Arrange payment for funeral preparation and expenses.

Gather/request as many records as you can find to document your spouse’s life and passing – birth and death certificates, a marriage certificate or divorce decree (if applicable), military service records, investment, insurance and tax records, and employee benefit information (if applicable).

Subsequently, it is time to talk with the legal, tax, insurance and financial professionals you trust. Consult with your attorney. Assuming your spouse left a will and did not die intestate (i.e., without one), that will should be looked at as a prelude to the distribution of any assets and the settlement of the estate. His or her written wishes should also be reviewed. Hint, take the time to write them up now.

Locate your spouse’s insurance policies and talk to your insurance agent. Notify your agent of your spouse’s passing; he or she will work with you to a) get the claims process going, b) help you reevaluate your own insurance needs and c) review and perhaps alter beneficiary designations.

Notify your spouse’s financial advisor and by extension, the financial custodians (i.e., the banks or investment firms) through which your spouse opened his or her IRAs, money market funds, mutual funds, brokerage accounts, or qualified retirement plan.

They must be notified so that these funds may be properly distributed according to the beneficiary forms for these accounts. Please note that the beneficiary forms commonly take precedence over bequests made in a will. (This is why it is important to periodically review beneficiary designations for these accounts.)

If there is no beneficiary form on file with the account custodian, the assets will be distributed according to the custodian’s default policy, which often directs assets either to a surviving spouse or the deceased spouse’s estate.

Next, check on survivor/spousal benefits. These important benefits may help you to maintain your standard of living after a loss. Contact your local Social Security office regarding Social Security spousal and survivor benefits. The online address is

Let’s move on to settling your spouse’s estate. You and/or your attorney need to contact the executor, trustee(s), guardians and heirs relevant to the estate and access the appropriate estate planning documents.

Your attorney can also let you know about the possibility of probate. A revocable living trust (or other estate planning mechanisms) may allow you to avoid this process. Joint tenancy and community property laws in many states also help.

In closing, I’d like to suggest that you don’t procrastinate and store this column away until the inevitable happens. Instead, start preparing now. Know what documents need to be updated, update them and store them in a proper place.

You might want to look into digital storage as well.

*According to the Genworth 2015 Cost of Care Survey New Jersey

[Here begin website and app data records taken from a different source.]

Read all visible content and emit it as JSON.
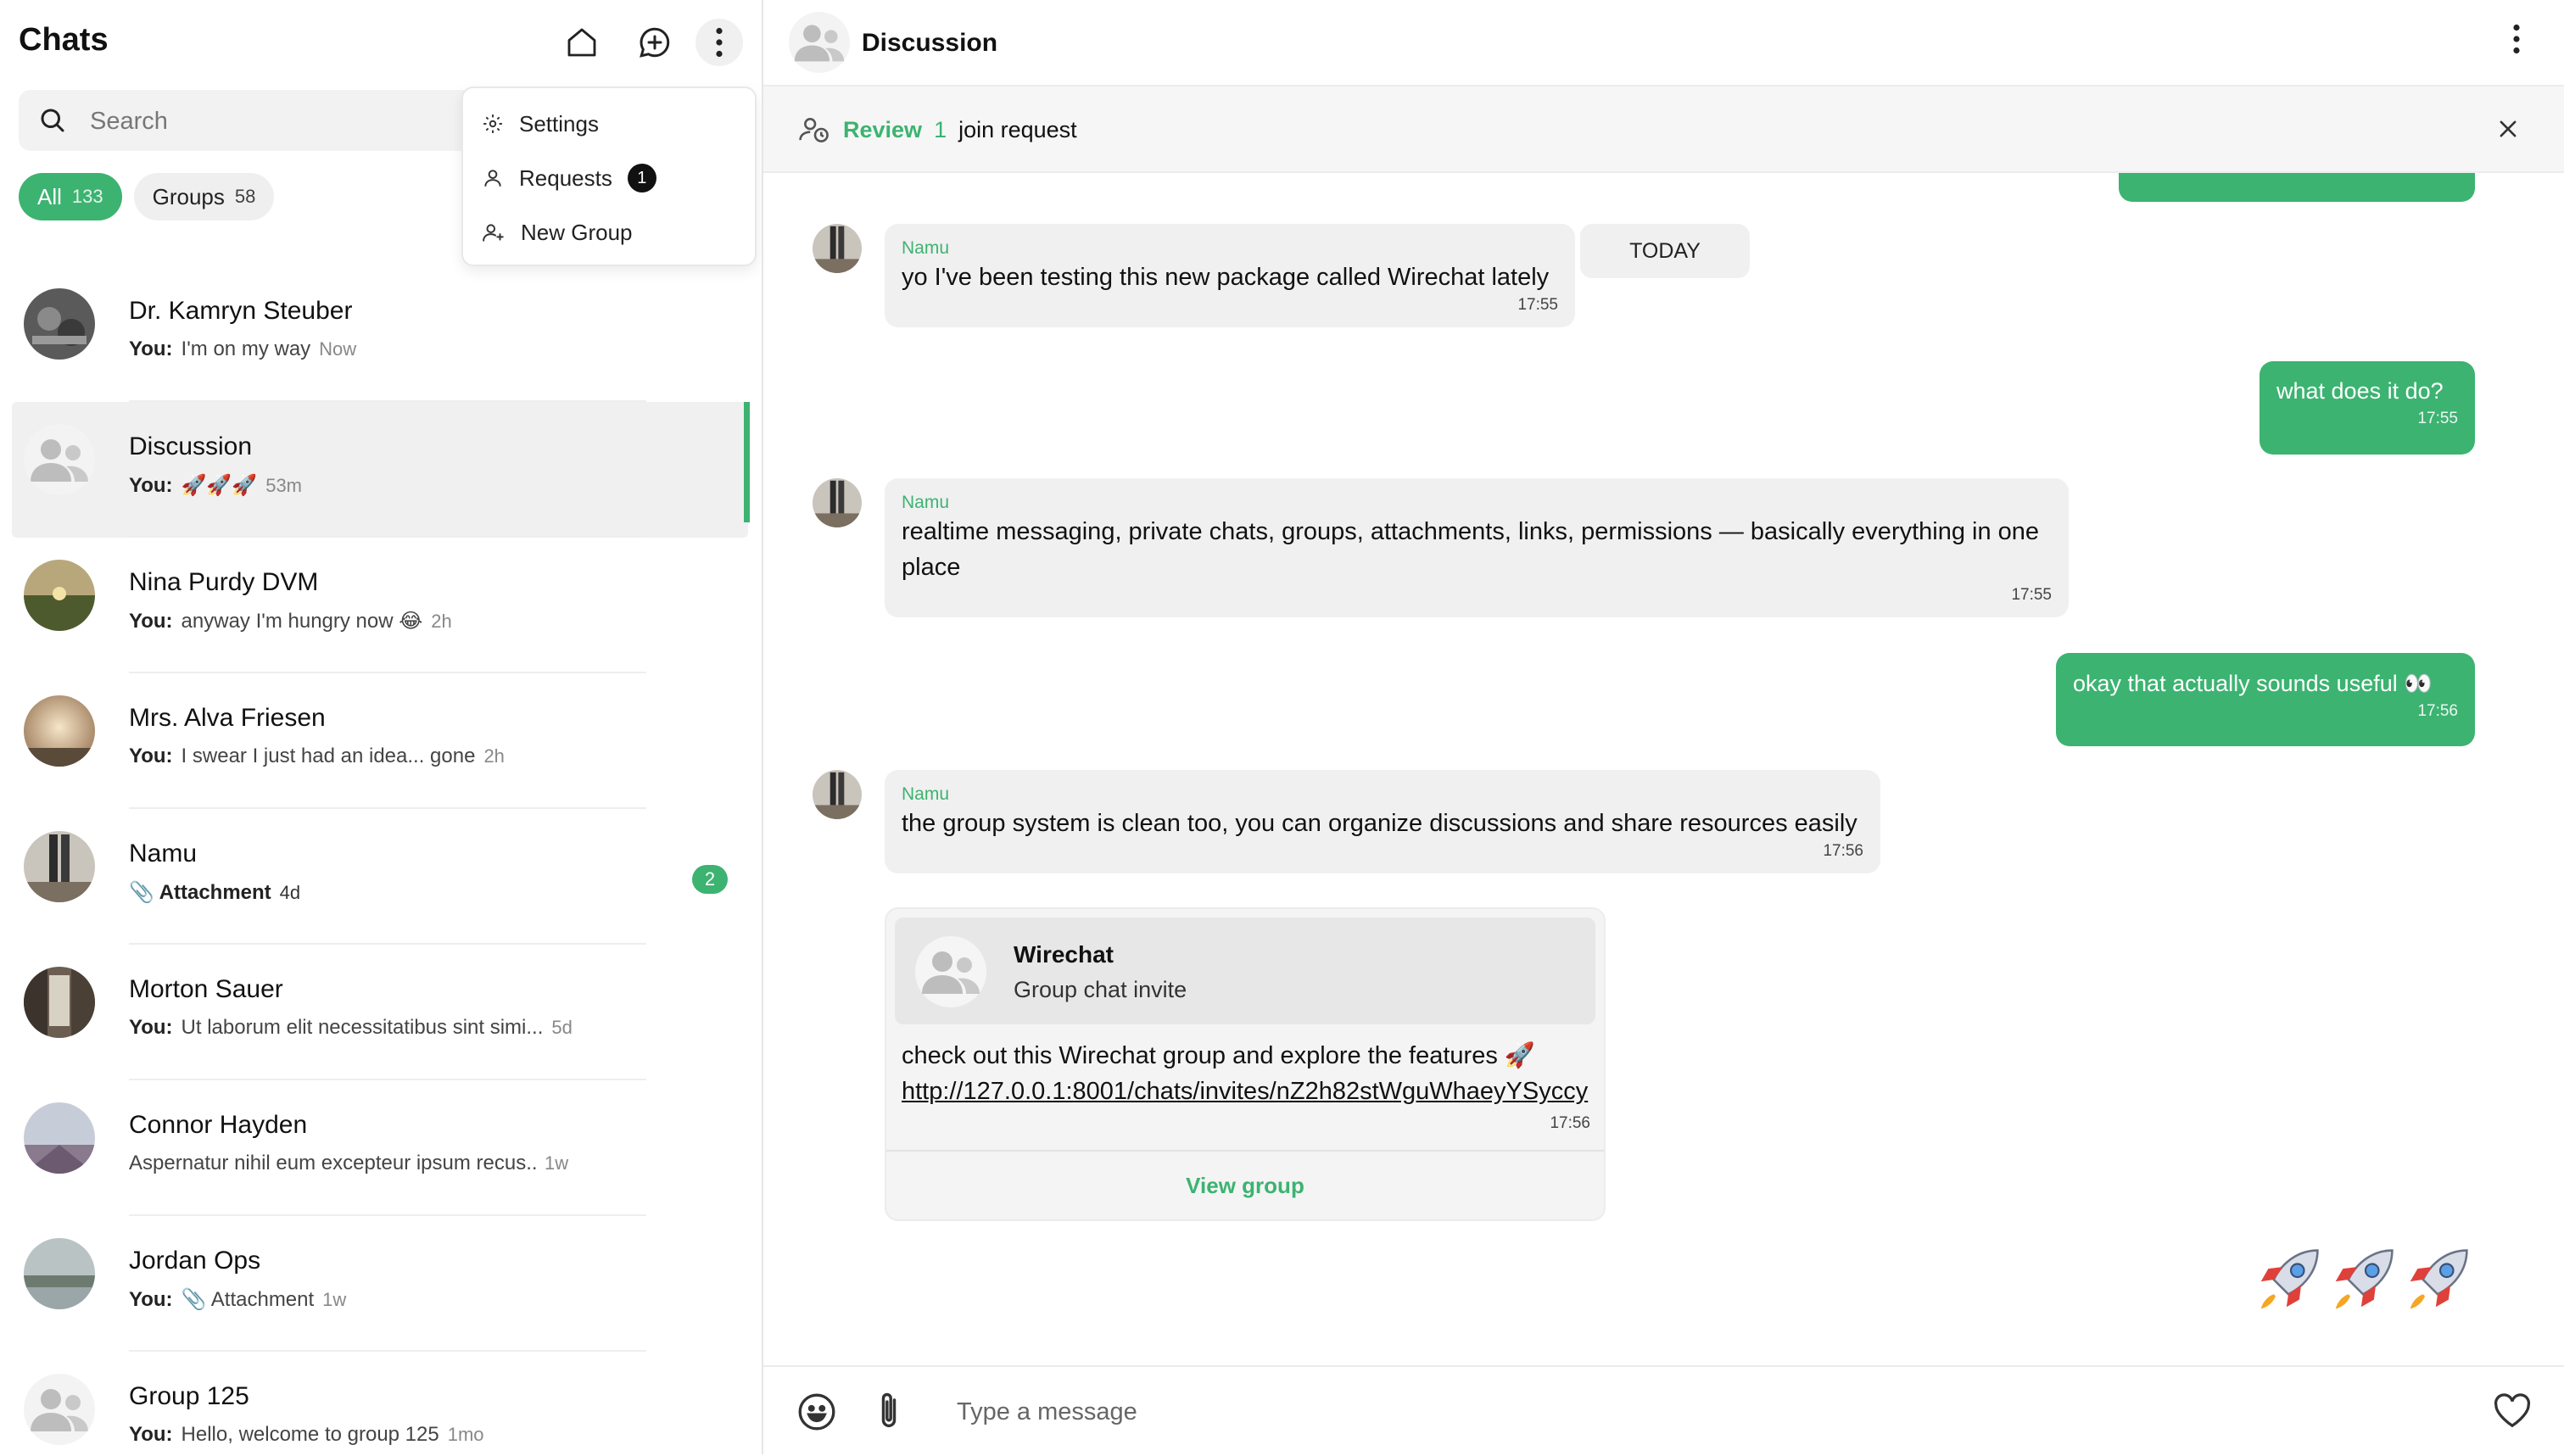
{
  "sidebar": {
    "title": "Chats",
    "search_placeholder": "Search",
    "filters": [
      {
        "label": "All",
        "count": "133"
      },
      {
        "label": "Groups",
        "count": "58"
      }
    ],
    "menu": {
      "items": [
        {
          "label": "Settings",
          "icon": "gear-icon"
        },
        {
          "label": "Requests",
          "icon": "user-icon",
          "badge": "1"
        },
        {
          "label": "New Group",
          "icon": "user-plus-icon"
        }
      ]
    },
    "chats": [
      {
        "name": "Dr. Kamryn Steuber",
        "you": "You:",
        "preview": "I'm on my way",
        "time": "Now",
        "unread": ""
      },
      {
        "name": "Discussion",
        "you": "You:",
        "preview": "🚀🚀🚀",
        "time": "53m",
        "unread": ""
      },
      {
        "name": "Nina Purdy DVM",
        "you": "You:",
        "preview": "anyway I'm hungry now 😂",
        "time": "2h",
        "unread": ""
      },
      {
        "name": "Mrs. Alva Friesen",
        "you": "You:",
        "preview": "I swear I just had an idea... gone",
        "time": "2h",
        "unread": ""
      },
      {
        "name": "Namu",
        "you": "",
        "preview": "📎 Attachment",
        "time": "4d",
        "unread": "2"
      },
      {
        "name": "Morton Sauer",
        "you": "You:",
        "preview": "Ut laborum elit necessitatibus sint simi...",
        "time": "5d",
        "unread": ""
      },
      {
        "name": "Connor Hayden",
        "you": "",
        "preview": "Aspernatur nihil eum excepteur ipsum recus...",
        "time": "1w",
        "unread": ""
      },
      {
        "name": "Jordan Ops",
        "you": "You:",
        "preview": "📎 Attachment",
        "time": "1w",
        "unread": ""
      },
      {
        "name": "Group 125",
        "you": "You:",
        "preview": "Hello, welcome to group 125",
        "time": "1mo",
        "unread": ""
      }
    ]
  },
  "conversation": {
    "title": "Discussion",
    "review": {
      "link": "Review",
      "count": "1",
      "text": "join request"
    },
    "date_divider": "TODAY",
    "messages": [
      {
        "sender": "Namu",
        "text": "yo I've been testing this new package called Wirechat lately",
        "time": "17:55"
      },
      {
        "text": "what does it do?",
        "time": "17:55"
      },
      {
        "sender": "Namu",
        "text": "realtime messaging, private chats, groups, attachments, links, permissions — basically everything in one place",
        "time": "17:55"
      },
      {
        "text": "okay that actually sounds useful 👀",
        "time": "17:56"
      },
      {
        "sender": "Namu",
        "text": "the group system is clean too, you can organize discussions and share resources easily",
        "time": "17:56"
      }
    ],
    "invite": {
      "name": "Wirechat",
      "subtitle": "Group chat invite",
      "text": "check out this Wirechat group and explore the features 🚀",
      "link": "http://127.0.0.1:8001/chats/invites/nZ2h82stWguWhaeyYSyccy",
      "time": "17:56",
      "action": "View group"
    },
    "last_message": "🚀🚀🚀",
    "composer_placeholder": "Type a message"
  },
  "colors": {
    "accent": "#3cb371",
    "bubble_in": "#f0f0f0",
    "background": "#ffffff"
  }
}
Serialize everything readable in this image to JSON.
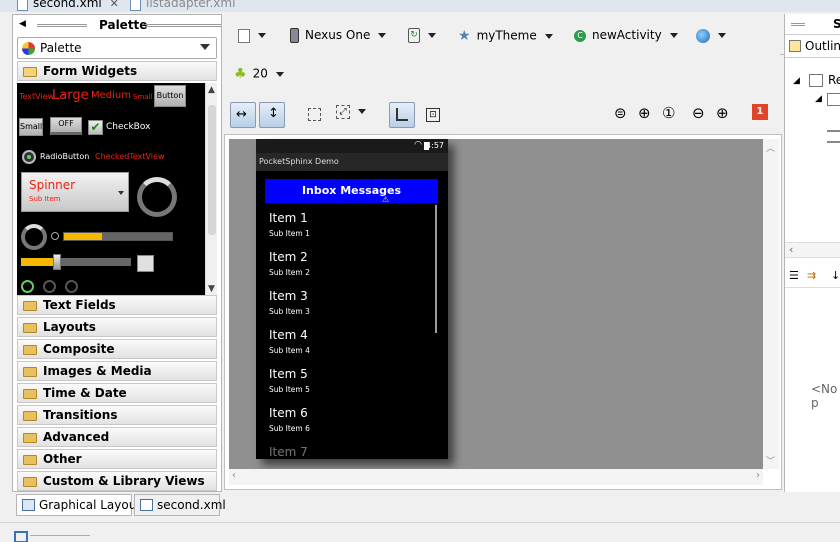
{
  "editor_tabs": [
    {
      "label": "second.xml",
      "active": true
    },
    {
      "label": "listadapter.xml",
      "active": false
    }
  ],
  "palette": {
    "header": "Palette",
    "combo": "Palette",
    "open_category": "Form Widgets",
    "widgets": {
      "textview": "TextView",
      "large": "Large",
      "medium": "Medium",
      "small": "Small",
      "button": "Button",
      "small_button": "Small",
      "toggle_off": "OFF",
      "checkbox": "CheckBox",
      "radio": "RadioButton",
      "checked_text": "CheckedTextView",
      "spinner": "Spinner",
      "sub_item": "Sub Item",
      "progress_fill_fraction": 0.35,
      "seek_fraction": 0.33
    },
    "categories": [
      "Text Fields",
      "Layouts",
      "Composite",
      "Images & Media",
      "Time & Date",
      "Transitions",
      "Advanced",
      "Other",
      "Custom & Library Views"
    ]
  },
  "toolbar": {
    "device": "Nexus One",
    "theme": "myTheme",
    "activity": "newActivity",
    "api": "20",
    "error_count": "1"
  },
  "device": {
    "time": "4:57",
    "app_title": "PocketSphinx Demo",
    "header": "Inbox Messages",
    "items": [
      {
        "title": "Item 1",
        "sub": "Sub Item 1"
      },
      {
        "title": "Item 2",
        "sub": "Sub Item 2"
      },
      {
        "title": "Item 3",
        "sub": "Sub Item 3"
      },
      {
        "title": "Item 4",
        "sub": "Sub Item 4"
      },
      {
        "title": "Item 5",
        "sub": "Sub Item 5"
      },
      {
        "title": "Item 6",
        "sub": "Sub Item 6"
      },
      {
        "title": "Item 7",
        "sub": ""
      }
    ]
  },
  "bottom_tabs": {
    "graphical": "Graphical Layout",
    "xml": "second.xml"
  },
  "right": {
    "title": "S",
    "outline": "Outlin",
    "re": "Re",
    "no_text": "<No p"
  }
}
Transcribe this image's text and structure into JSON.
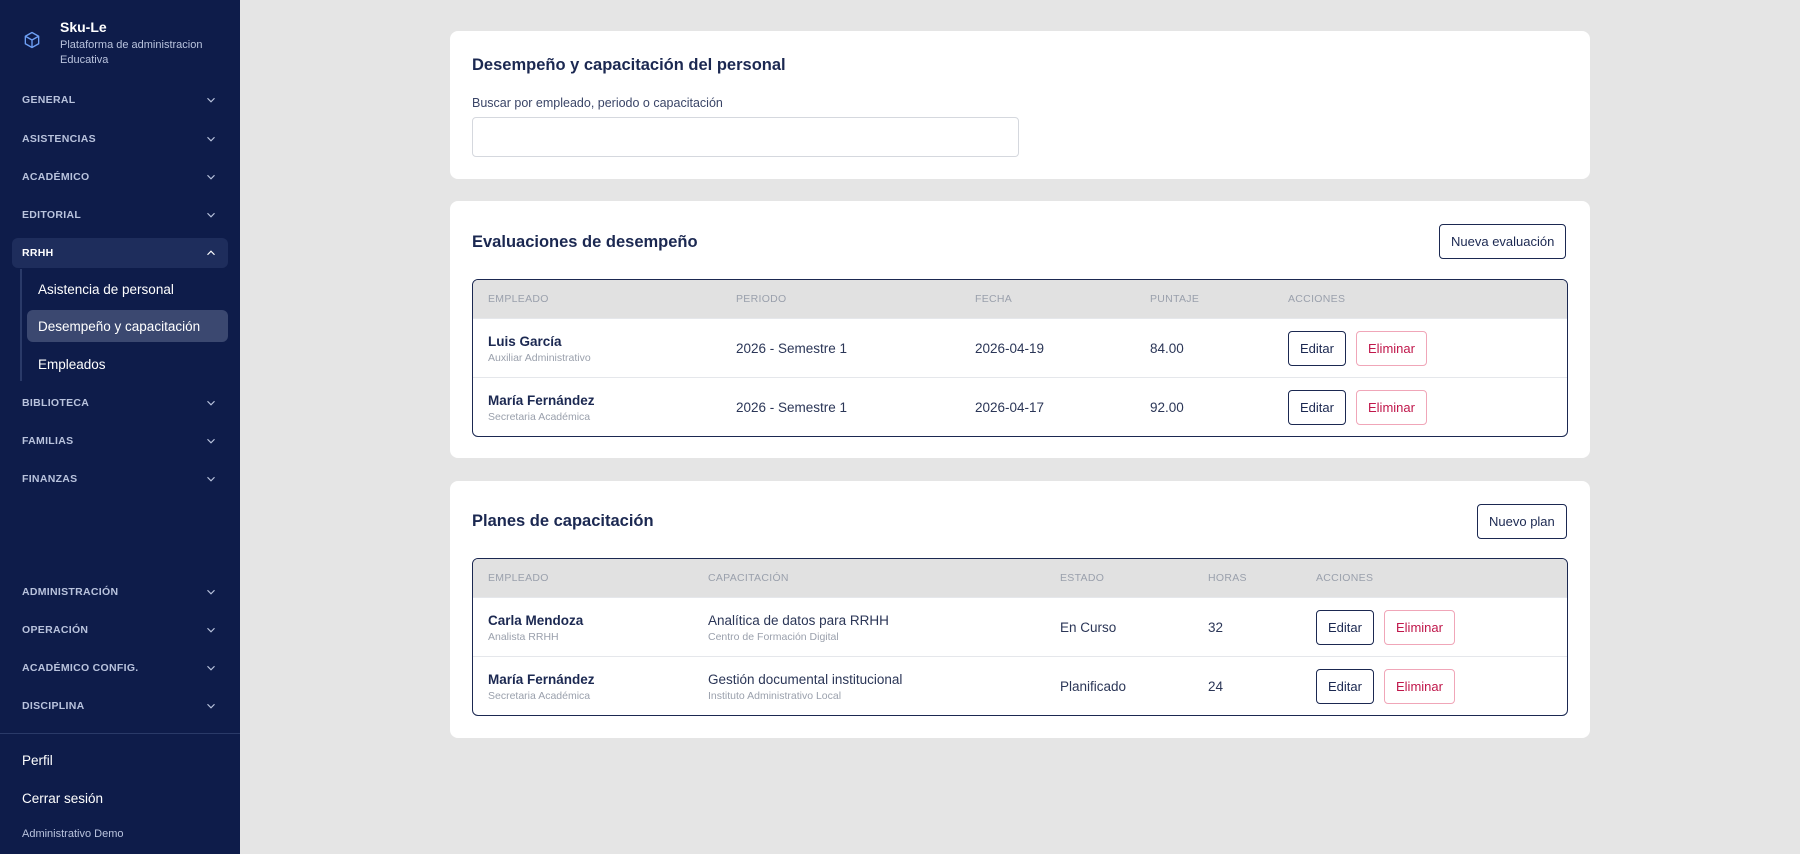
{
  "brand": {
    "name": "Sku-Le",
    "subtitle_line1": "Plataforma de administracion",
    "subtitle_line2": "Educativa"
  },
  "sidebar": {
    "sections": [
      "GENERAL",
      "ASISTENCIAS",
      "ACADÉMICO",
      "EDITORIAL",
      "RRHH",
      "BIBLIOTECA",
      "FAMILIAS",
      "FINANZAS",
      "ADMINISTRACIÓN",
      "OPERACIÓN",
      "ACADÉMICO CONFIG.",
      "DISCIPLINA"
    ],
    "rrhh_items": [
      "Asistencia de personal",
      "Desempeño y capacitación",
      "Empleados"
    ],
    "profile": "Perfil",
    "logout": "Cerrar sesión",
    "user": "Administrativo Demo"
  },
  "search_card": {
    "title": "Desempeño y capacitación del personal",
    "label": "Buscar por empleado, periodo o capacitación",
    "value": ""
  },
  "evaluations": {
    "title": "Evaluaciones de desempeño",
    "new_button": "Nueva evaluación",
    "headers": [
      "EMPLEADO",
      "PERIODO",
      "FECHA",
      "PUNTAJE",
      "ACCIONES"
    ],
    "rows": [
      {
        "name": "Luis García",
        "role": "Auxiliar Administrativo",
        "period": "2026 - Semestre 1",
        "date": "2026-04-19",
        "score": "84.00"
      },
      {
        "name": "María Fernández",
        "role": "Secretaria Académica",
        "period": "2026 - Semestre 1",
        "date": "2026-04-17",
        "score": "92.00"
      }
    ]
  },
  "plans": {
    "title": "Planes de capacitación",
    "new_button": "Nuevo plan",
    "headers": [
      "EMPLEADO",
      "CAPACITACIÓN",
      "ESTADO",
      "HORAS",
      "ACCIONES"
    ],
    "rows": [
      {
        "name": "Carla Mendoza",
        "role": "Analista RRHH",
        "course": "Analítica de datos para RRHH",
        "provider": "Centro de Formación Digital",
        "status": "En Curso",
        "hours": "32"
      },
      {
        "name": "María Fernández",
        "role": "Secretaria Académica",
        "course": "Gestión documental institucional",
        "provider": "Instituto Administrativo Local",
        "status": "Planificado",
        "hours": "24"
      }
    ]
  },
  "actions": {
    "edit": "Editar",
    "delete": "Eliminar"
  },
  "colors": {
    "sidebar_bg": "#0e1c4a",
    "active_item_bg": "#3b4870",
    "danger": "#c0174b",
    "page_bg": "#e5e5e5"
  }
}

The opinions voiced in this material are for general information only and are not intended to provide specific advice or recommendations for the individual.
Randy Neumann is a financial professional with and securities offered through LPL Financial, member FINRA/SIPC.